• **Task requirements**
Search the records for "object" and copy each line that holds it.
:: Source material ::
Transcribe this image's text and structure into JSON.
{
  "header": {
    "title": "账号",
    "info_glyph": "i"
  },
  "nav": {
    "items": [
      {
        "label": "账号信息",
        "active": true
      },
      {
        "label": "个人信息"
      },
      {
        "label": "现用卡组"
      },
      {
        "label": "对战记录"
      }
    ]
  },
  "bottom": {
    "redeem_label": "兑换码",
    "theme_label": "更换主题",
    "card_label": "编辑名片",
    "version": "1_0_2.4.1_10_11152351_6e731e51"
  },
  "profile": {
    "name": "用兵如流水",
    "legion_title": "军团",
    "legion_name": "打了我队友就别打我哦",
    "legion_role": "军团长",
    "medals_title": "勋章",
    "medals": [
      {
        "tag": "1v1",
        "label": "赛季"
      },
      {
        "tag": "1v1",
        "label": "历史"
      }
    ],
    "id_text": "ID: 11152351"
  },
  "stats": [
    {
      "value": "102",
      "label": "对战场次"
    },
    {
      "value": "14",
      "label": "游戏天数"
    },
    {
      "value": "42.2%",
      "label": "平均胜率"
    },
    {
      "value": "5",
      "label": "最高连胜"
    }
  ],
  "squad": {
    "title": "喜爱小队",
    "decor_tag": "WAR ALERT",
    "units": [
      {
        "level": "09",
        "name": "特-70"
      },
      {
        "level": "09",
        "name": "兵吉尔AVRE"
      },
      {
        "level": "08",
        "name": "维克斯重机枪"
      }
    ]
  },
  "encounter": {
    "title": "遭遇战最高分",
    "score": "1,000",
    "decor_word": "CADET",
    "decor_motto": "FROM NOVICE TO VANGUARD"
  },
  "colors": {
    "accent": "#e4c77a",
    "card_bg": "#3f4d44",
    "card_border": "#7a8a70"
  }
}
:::
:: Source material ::
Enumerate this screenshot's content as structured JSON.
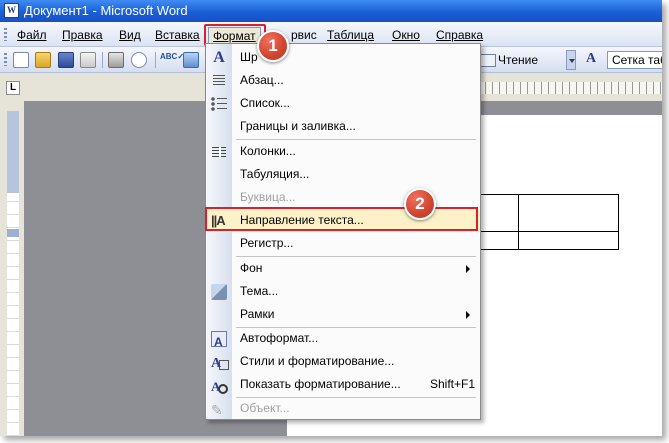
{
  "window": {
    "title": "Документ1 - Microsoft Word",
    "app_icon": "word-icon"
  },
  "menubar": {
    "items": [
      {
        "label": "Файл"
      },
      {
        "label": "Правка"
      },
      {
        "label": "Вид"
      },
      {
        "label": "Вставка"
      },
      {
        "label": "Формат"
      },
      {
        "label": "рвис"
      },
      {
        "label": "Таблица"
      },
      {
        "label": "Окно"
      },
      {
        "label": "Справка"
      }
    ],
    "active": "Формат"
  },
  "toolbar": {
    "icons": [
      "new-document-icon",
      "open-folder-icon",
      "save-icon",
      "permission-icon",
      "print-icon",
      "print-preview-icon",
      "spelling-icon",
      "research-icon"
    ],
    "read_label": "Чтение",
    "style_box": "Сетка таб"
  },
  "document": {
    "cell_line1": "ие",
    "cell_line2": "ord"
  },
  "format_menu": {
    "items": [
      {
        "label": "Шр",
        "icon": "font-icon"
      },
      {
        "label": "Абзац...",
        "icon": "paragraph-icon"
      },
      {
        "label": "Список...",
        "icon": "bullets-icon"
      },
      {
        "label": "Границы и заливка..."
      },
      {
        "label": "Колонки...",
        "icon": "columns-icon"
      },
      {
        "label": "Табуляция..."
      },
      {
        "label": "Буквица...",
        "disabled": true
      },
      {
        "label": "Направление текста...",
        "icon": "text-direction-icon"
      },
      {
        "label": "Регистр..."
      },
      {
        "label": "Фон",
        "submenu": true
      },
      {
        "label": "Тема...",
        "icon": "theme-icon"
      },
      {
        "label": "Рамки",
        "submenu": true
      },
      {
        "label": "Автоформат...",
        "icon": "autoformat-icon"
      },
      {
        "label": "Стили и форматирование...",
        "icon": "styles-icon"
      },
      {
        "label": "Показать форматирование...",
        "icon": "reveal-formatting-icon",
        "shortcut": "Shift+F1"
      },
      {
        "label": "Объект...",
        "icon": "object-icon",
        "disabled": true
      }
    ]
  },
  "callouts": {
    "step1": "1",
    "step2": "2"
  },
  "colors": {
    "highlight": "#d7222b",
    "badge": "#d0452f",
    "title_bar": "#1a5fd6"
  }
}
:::
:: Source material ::
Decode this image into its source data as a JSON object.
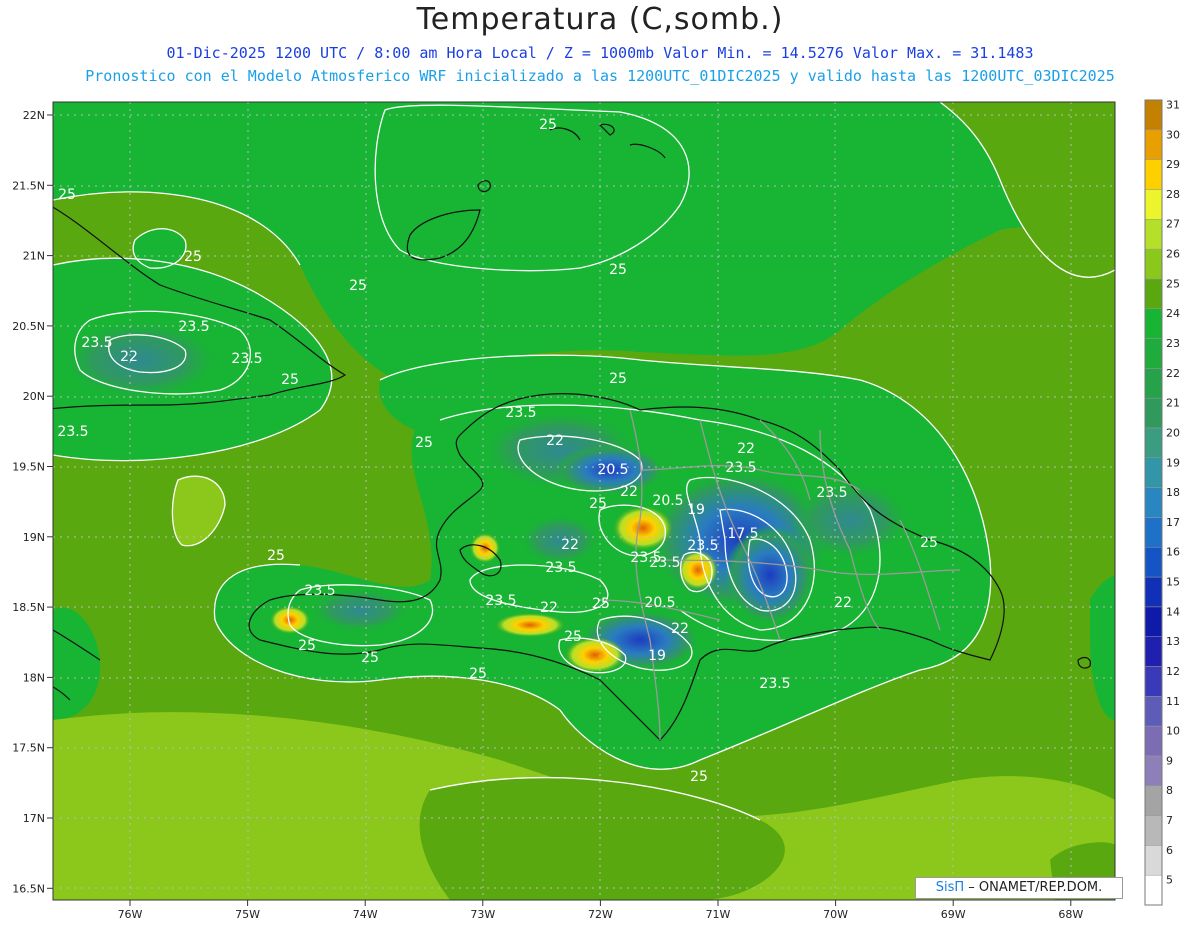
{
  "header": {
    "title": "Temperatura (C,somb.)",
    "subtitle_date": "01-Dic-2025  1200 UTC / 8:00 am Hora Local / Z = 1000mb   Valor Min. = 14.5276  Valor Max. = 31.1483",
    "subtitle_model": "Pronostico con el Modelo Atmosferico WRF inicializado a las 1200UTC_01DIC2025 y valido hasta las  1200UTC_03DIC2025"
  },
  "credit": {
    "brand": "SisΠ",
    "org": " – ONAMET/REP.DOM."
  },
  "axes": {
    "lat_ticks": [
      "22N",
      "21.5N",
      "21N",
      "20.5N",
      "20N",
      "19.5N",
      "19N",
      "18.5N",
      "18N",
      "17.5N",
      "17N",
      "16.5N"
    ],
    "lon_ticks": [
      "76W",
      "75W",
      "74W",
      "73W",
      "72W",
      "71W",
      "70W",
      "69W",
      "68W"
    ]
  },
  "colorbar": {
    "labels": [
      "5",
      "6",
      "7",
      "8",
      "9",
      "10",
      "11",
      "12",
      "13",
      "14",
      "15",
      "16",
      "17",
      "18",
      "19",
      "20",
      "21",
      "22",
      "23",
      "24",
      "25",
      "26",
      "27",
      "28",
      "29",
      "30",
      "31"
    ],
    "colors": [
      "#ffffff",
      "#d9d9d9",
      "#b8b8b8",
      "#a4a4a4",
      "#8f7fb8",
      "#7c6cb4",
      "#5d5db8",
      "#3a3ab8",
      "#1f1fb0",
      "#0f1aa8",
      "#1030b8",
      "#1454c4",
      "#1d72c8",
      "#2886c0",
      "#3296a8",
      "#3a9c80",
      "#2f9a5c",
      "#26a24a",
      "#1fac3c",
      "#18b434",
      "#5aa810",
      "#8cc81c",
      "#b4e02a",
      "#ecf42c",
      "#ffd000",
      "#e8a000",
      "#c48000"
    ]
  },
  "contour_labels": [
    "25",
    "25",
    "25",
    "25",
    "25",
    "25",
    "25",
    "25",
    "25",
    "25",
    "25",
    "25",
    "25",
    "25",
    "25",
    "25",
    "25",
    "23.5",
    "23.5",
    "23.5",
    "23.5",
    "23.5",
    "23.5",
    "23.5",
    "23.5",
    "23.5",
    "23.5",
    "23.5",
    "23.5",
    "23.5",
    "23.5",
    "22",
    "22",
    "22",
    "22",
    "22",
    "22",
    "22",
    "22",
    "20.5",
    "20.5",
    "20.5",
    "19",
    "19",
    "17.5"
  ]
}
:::
• **Task output**
        "icon": "object-icon",
Decode this image into its source data as a JSON object.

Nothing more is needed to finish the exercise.